Bill to allow marijuana resentencing killed by GOP lawmakers
RICHMOND, Va. (AP) — A Republican-led panel of Virginia House members on Monday blocked a bill that would have allowed people incarcerated or on probation for marijuana-related crimes to ask a court for a modified sentence.
A bill sponsored by Democratic Sen. Scott Surovell was shot down by 12 Republicans in the House Appropriations Committee in a straight party-line vote, with 10 Democrats supporting it. There was little discussion on the bill, with the exception of Vice Chairman Republican Del. Terry Austin saying he would vote to kill it because its total costs and impact were unclear.
The bill would have allowed about 596 people now incarcerated for marijuana-related felonies to apply for resentencing by the court that sentenced them. Another 78 people who had their sentences on other crimes enhanced because of a previous marijuana conviction would have been allowed to apply to the Virginia Parole Board for resentencing.

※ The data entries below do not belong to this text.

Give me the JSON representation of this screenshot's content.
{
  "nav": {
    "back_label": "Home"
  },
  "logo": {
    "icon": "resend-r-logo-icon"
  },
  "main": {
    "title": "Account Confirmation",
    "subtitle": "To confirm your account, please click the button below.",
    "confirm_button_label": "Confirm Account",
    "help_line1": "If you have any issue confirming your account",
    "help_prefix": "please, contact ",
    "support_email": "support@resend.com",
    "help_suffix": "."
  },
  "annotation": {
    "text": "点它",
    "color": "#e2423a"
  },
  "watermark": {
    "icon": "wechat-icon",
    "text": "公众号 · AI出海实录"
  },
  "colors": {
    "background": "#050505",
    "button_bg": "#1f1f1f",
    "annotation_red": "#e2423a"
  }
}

The defeat of the bill comes almost a year after the legislature — then fully controlled by Democrats — voted to legalize adult possession of recreational marijuana and to establish a legal market so that retail sales could begin in 2024.
Last week, a Republican-led subcommittee blocked a bill that would have allowed limited retail sales to begin later this year. On a 5-3 party-line vote, the subcommittee voted to continue to 2023 the measure that had cleared the Democrat-controlled Senate earlier this month, effectively defeating it.
Surovell told the committee that many of the people now serving prison terms for marijuana crimes would likely not have received those sentences today, with possession of small amounts now legal in Virginia as the state moves toward opening a retail market.
“A lot of people were counting on it,” he said of the bill.
After the vote, Surovell said he believes Republicans defeated the bill so they could use it as leverage to get something from Democrats when the larger bill on retail sales is debated again next year.
“The Republican caucus is kind of in a pretzel on this whole issue, on marijuana,” Surovell said.
“This (bill) has absolutely nothing to do with retail sales, so it’s really disappointing to me that 600 people’s lives are in the balance, 600 people’s freedom is in the balance, and we are going to use that as a bargaining chip,” he said.
Surovell said he plans to reintroduce the legislation next year.